Entries from a dataset of interfaces
________
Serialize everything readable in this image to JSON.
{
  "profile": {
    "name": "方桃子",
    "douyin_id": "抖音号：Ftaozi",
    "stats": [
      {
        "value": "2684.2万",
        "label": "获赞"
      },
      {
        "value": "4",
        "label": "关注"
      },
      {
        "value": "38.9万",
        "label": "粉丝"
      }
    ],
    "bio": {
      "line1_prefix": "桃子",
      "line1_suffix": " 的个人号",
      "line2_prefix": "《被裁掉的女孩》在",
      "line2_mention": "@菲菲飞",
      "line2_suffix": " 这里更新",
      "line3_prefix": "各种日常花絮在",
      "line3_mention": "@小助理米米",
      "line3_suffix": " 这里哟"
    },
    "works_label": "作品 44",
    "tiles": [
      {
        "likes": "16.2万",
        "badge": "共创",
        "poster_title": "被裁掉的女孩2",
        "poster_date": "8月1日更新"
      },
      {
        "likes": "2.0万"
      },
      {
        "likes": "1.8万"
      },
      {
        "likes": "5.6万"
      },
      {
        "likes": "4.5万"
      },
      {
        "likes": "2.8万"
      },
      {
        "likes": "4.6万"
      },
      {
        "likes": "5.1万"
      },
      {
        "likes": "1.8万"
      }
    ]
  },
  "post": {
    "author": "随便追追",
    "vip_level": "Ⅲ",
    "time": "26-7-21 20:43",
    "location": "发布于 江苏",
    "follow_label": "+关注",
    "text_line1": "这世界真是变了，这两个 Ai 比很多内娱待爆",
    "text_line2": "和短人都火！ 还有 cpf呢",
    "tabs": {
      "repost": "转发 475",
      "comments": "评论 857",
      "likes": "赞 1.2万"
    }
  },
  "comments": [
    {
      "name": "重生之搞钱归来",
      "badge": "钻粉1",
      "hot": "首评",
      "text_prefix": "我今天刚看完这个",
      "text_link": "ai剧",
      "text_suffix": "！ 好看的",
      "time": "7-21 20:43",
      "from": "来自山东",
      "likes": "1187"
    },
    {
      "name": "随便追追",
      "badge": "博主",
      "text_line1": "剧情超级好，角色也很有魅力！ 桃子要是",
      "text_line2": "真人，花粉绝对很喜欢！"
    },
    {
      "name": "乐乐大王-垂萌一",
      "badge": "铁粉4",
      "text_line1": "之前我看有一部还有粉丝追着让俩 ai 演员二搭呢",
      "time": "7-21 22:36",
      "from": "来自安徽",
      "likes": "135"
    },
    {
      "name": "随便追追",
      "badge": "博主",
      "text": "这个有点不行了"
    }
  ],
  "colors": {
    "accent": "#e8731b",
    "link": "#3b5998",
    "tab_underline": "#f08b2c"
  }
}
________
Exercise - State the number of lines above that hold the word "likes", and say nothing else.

Answer to this problem - 12